Top of Supplied records

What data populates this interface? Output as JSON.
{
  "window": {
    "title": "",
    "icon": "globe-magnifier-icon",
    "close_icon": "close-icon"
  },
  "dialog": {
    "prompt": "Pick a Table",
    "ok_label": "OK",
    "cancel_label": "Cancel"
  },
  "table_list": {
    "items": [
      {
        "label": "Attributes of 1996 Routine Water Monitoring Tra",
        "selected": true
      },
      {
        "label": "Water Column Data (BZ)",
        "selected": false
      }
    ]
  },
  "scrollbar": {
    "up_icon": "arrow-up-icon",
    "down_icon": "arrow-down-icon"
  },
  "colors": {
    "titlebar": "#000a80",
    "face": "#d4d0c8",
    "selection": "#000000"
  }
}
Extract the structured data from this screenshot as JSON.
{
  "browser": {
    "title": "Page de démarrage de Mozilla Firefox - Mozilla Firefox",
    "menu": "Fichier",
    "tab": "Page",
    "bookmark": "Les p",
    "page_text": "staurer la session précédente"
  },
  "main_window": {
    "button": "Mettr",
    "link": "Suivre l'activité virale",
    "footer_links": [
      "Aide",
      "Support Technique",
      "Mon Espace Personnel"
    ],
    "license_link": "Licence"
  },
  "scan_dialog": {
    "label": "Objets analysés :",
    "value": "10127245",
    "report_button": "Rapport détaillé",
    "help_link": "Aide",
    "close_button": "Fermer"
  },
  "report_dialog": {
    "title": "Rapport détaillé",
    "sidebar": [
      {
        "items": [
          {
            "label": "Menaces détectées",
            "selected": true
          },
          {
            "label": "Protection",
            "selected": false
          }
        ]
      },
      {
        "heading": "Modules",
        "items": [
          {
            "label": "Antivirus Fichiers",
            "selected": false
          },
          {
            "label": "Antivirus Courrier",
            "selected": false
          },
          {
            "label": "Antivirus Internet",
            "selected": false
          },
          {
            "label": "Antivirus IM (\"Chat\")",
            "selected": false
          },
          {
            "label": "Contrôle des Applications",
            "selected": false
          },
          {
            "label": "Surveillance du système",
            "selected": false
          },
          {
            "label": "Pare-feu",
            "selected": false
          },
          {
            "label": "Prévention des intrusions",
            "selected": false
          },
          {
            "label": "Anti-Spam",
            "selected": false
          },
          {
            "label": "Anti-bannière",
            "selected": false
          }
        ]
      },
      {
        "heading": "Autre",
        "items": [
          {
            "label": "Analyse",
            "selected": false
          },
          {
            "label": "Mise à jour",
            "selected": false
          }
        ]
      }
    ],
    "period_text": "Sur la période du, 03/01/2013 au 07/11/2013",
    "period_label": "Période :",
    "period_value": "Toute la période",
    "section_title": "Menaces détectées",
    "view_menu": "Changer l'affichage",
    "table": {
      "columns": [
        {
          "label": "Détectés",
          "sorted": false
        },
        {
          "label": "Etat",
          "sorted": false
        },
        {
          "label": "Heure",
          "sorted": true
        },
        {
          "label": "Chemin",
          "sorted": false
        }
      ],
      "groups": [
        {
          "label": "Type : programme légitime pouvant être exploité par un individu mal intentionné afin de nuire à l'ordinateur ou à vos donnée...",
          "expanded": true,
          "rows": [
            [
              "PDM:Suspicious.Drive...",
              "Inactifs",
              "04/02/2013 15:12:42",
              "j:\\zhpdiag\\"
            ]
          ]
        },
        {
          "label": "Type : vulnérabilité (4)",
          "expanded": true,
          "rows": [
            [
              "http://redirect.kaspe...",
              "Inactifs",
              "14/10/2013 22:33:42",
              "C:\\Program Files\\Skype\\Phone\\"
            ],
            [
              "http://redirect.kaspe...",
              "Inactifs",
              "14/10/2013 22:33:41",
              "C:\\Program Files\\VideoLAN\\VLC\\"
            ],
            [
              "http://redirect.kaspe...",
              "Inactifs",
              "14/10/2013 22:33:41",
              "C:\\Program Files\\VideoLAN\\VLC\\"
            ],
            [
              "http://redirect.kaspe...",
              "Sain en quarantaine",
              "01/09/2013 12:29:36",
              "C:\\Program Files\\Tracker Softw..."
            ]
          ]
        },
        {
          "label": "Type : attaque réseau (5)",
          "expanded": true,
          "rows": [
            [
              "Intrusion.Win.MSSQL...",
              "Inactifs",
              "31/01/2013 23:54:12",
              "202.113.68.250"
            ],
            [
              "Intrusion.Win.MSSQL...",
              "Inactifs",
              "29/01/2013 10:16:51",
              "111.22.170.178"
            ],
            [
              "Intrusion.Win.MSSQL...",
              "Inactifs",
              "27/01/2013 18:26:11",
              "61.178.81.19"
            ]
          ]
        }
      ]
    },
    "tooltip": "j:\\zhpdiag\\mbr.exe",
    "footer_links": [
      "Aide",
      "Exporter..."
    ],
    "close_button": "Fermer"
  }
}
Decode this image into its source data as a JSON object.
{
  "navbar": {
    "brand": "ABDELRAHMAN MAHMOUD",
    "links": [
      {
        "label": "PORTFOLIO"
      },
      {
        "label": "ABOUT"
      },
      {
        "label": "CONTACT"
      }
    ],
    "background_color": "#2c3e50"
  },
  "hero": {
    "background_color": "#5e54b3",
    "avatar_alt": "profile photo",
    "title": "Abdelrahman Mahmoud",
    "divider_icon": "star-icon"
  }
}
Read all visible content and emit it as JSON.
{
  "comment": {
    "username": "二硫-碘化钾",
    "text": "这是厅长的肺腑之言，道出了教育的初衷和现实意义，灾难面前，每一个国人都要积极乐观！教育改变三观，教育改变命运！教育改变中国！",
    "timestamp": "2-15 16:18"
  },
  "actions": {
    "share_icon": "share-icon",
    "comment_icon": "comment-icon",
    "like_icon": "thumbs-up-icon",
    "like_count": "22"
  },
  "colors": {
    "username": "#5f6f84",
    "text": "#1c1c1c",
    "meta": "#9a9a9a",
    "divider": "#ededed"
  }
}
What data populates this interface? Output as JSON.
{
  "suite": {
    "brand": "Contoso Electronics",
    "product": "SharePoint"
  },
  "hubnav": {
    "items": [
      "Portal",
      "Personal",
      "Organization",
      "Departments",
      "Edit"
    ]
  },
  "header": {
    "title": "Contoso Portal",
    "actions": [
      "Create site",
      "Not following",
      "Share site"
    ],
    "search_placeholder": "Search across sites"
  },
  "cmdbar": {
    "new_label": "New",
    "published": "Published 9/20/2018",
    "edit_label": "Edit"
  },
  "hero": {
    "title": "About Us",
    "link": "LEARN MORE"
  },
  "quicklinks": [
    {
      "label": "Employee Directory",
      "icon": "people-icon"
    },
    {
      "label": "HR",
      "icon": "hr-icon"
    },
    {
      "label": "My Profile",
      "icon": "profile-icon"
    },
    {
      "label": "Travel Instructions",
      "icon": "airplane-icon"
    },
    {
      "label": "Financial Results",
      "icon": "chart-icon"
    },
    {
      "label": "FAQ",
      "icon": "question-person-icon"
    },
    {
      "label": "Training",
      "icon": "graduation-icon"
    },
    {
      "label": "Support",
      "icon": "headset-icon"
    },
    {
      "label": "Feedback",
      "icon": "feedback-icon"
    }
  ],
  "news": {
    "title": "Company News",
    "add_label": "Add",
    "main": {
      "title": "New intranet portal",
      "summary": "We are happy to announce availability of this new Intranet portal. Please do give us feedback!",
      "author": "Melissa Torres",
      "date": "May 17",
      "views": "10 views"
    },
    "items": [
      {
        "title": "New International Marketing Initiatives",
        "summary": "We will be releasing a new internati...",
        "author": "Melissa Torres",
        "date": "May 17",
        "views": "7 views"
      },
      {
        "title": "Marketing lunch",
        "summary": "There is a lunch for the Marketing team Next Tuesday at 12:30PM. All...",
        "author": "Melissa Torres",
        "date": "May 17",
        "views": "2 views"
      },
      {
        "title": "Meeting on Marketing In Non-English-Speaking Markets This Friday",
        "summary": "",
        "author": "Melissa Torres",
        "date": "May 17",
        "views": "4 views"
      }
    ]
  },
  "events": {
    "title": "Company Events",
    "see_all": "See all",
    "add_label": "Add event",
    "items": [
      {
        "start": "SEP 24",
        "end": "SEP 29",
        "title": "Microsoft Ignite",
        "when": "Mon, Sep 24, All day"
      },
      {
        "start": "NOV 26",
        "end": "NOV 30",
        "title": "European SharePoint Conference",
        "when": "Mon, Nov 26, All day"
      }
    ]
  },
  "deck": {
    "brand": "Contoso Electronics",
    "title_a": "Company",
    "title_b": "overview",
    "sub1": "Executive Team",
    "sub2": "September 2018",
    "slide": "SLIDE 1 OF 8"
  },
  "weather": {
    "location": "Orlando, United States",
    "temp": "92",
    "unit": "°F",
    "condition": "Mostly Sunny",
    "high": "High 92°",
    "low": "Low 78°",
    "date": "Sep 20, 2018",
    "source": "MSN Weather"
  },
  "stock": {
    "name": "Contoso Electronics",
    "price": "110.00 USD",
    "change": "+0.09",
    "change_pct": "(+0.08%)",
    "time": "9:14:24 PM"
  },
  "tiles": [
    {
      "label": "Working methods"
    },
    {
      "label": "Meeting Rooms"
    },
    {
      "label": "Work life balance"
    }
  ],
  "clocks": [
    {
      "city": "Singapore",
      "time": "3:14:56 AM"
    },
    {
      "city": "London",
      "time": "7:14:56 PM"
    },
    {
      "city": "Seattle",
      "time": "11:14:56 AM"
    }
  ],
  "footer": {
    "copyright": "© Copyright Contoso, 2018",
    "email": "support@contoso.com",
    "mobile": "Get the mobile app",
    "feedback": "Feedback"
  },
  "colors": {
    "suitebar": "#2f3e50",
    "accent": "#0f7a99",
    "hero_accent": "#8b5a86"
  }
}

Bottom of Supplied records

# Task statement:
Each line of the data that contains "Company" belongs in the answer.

# Result below:
    "title": "Company News",
    "title": "Company Events",
    "title_a": "Company",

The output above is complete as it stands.